Many Americans were first introduced to Univision television anchor Jorge Ramos when he asked now-President Trump about his immigration policies and was pushed out of the room.

"I [have] been living in this country for 35 years and have never seen such an anti-immigrant atmosphere as we are living right now," says Ramos, who is an American citizen. "I never expected to feel like a stranger after this much time, but that's how I feel sometimes. I will never be American enough for many Americans, and that's why I wrote the book, “Stranger.”  If this is happening to a dual-passport holder who is on TV every single day, imagine what happens to people who don't have that protection."

Standing strong

Still, Ramos is optimistic about the future of the Hispanic community in the United States. "I am very optimistic for two reasons. Within the struggle, we found our voice. Sometimes the only thing you can do, but the most important thing you can do, is say no. I see all over the country people who are confronting Trump and denouncing his statements.

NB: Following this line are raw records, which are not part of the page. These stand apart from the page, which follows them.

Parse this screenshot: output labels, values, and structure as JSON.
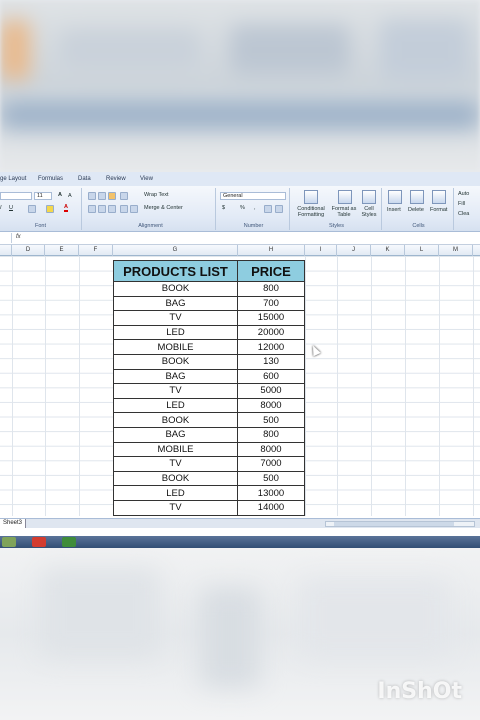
{
  "ribbon": {
    "tabs": [
      "ge Layout",
      "Formulas",
      "Data",
      "Review",
      "View"
    ],
    "font_name": "",
    "font_size": "11",
    "wrap_text_label": "Wrap Text",
    "merge_center_label": "Merge & Center",
    "number_format": "General",
    "currency_symbol": "$",
    "percent_symbol": "%",
    "comma_symbol": ",",
    "conditional_formatting_label": "Conditional Formatting",
    "format_as_table_label": "Format as Table",
    "cell_styles_label": "Cell Styles",
    "insert_label": "Insert",
    "delete_label": "Delete",
    "format_label": "Format",
    "auto_label": "Auto",
    "fill_label": "Fill",
    "clear_label": "Clea",
    "groups": [
      "Font",
      "Alignment",
      "Number",
      "Styles",
      "Cells"
    ]
  },
  "formula_bar": {
    "fx": "fx",
    "value": ""
  },
  "columns": [
    "D",
    "E",
    "F",
    "G",
    "H",
    "I",
    "J",
    "K",
    "L",
    "M"
  ],
  "table": {
    "headers": [
      "PRODUCTS LIST",
      "PRICE"
    ],
    "rows": [
      [
        "BOOK",
        "800"
      ],
      [
        "BAG",
        "700"
      ],
      [
        "TV",
        "15000"
      ],
      [
        "LED",
        "20000"
      ],
      [
        "MOBILE",
        "12000"
      ],
      [
        "BOOK",
        "130"
      ],
      [
        "BAG",
        "600"
      ],
      [
        "TV",
        "5000"
      ],
      [
        "LED",
        "8000"
      ],
      [
        "BOOK",
        "500"
      ],
      [
        "BAG",
        "800"
      ],
      [
        "MOBILE",
        "8000"
      ],
      [
        "TV",
        "7000"
      ],
      [
        "BOOK",
        "500"
      ],
      [
        "LED",
        "13000"
      ],
      [
        "TV",
        "14000"
      ]
    ]
  },
  "sheet_tab": "Sheet3",
  "watermark": "InShOt",
  "colors": {
    "header_fill": "#8ecde0",
    "ribbon": "#dfe8f5"
  }
}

What we also have on our side are the numbers: there are 60 million Latinos in the U.S, and in 30 years there will be 100 million."

HOLDING OUT HOPE: Despite the divisive climate in America, Ramos believes racism and Trump's agenda will lose iagainst the American dream. "Regardless of the attacks... we should be very proud of who we are."


Ramos is proud to celebrate his Hispanic heritage, but one event that was important to him in celebrating the melting pot of cultures – including Hispanic people – in his new country was taking part in his first Thanksgiving in the U.S. "The idea that people were celebrating Thanksgiving, I found it very reassuring that regardless of our differences and regardless of skin color or religion, that everyone would be celebrating the same day."

Encouraging pride

As difficult as the current climate is in America, Ramos encourages Hispanic pride. "Regardless of the attacks and the political moment in which we are living, we should be very proud of who we are," he says. "It sounds very corny, but the American dream is still alive. I am an example. I don't think Trump's ideas will prevail, and racism will never prevail. I truly believe the U.S. will prevail."